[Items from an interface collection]
>>>>

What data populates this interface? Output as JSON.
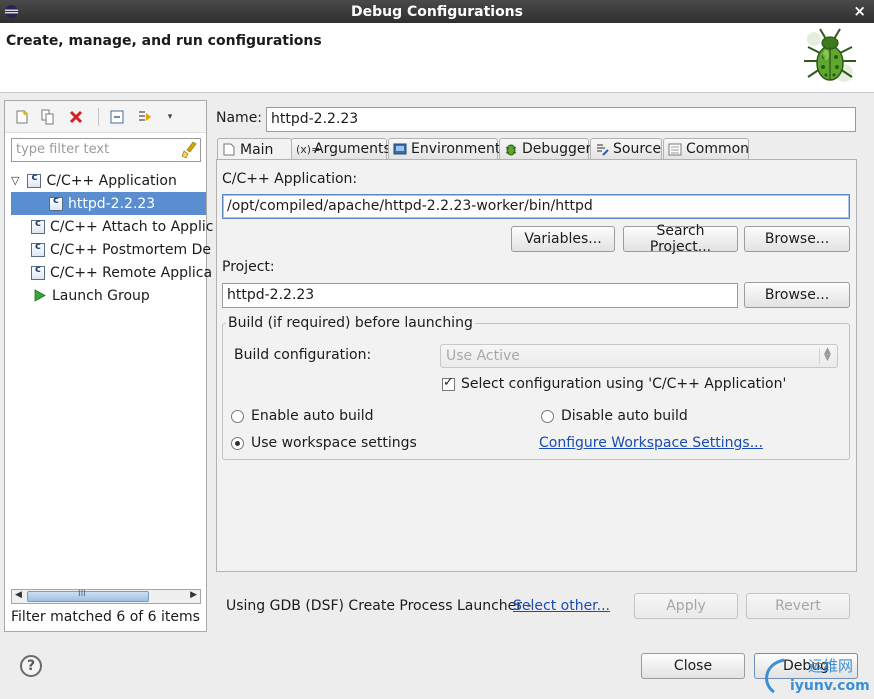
{
  "window": {
    "title": "Debug Configurations",
    "close_glyph": "×"
  },
  "header": {
    "heading": "Create, manage, and run configurations"
  },
  "left": {
    "filter_placeholder": "type filter text",
    "tree": [
      {
        "label": "C/C++ Application",
        "expanded": true
      },
      {
        "label": "httpd-2.2.23",
        "selected": true
      },
      {
        "label": "C/C++ Attach to Applic"
      },
      {
        "label": "C/C++ Postmortem De"
      },
      {
        "label": "C/C++ Remote Applica"
      },
      {
        "label": "Launch Group"
      }
    ],
    "scroll_grip": "III",
    "filter_status": "Filter matched 6 of 6 items"
  },
  "config": {
    "name_label": "Name:",
    "name_value": "httpd-2.2.23",
    "tabs": [
      {
        "label": "Main",
        "active": true,
        "icon": "main-tab-icon"
      },
      {
        "label": "Arguments",
        "icon": "arguments-icon"
      },
      {
        "label": "Environment",
        "icon": "environment-icon"
      },
      {
        "label": "Debugger",
        "icon": "debugger-icon"
      },
      {
        "label": "Source",
        "icon": "source-icon"
      },
      {
        "label": "Common",
        "icon": "common-icon"
      }
    ],
    "app_label": "C/C++ Application:",
    "app_value": "/opt/compiled/apache/httpd-2.2.23-worker/bin/httpd",
    "variables_button": "Variables...",
    "search_project_button": "Search Project...",
    "browse_button": "Browse...",
    "project_label": "Project:",
    "project_value": "httpd-2.2.23",
    "project_browse_button": "Browse...",
    "build": {
      "group_title": "Build (if required) before launching",
      "config_label": "Build configuration:",
      "config_value": "Use Active",
      "select_config_label": "Select configuration using 'C/C++ Application'",
      "select_config_checked": true,
      "enable_auto_build": "Enable auto build",
      "disable_auto_build": "Disable auto build",
      "use_workspace": "Use workspace settings",
      "selected_option": "Use workspace settings",
      "configure_link": "Configure Workspace Settings..."
    },
    "launcher_text": "Using GDB (DSF) Create Process Launcher -",
    "select_other_link": "Select other...",
    "apply_button": "Apply",
    "revert_button": "Revert"
  },
  "footer": {
    "help_glyph": "?",
    "close_button": "Close",
    "debug_button": "Debug"
  },
  "watermark": {
    "line1": "运维网",
    "line2": "iyunv.com"
  },
  "colors": {
    "titlebar": "#3a3a3a",
    "selection": "#5a8ed0",
    "link": "#1a4bb3"
  }
}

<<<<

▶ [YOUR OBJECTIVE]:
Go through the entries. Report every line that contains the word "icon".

▶ [TASK ANSWER]:
        "icon": "main-tab-icon"
        "icon": "arguments-icon"
        "icon": "environment-icon"
        "icon": "debugger-icon"
        "icon": "source-icon"
        "icon": "common-icon"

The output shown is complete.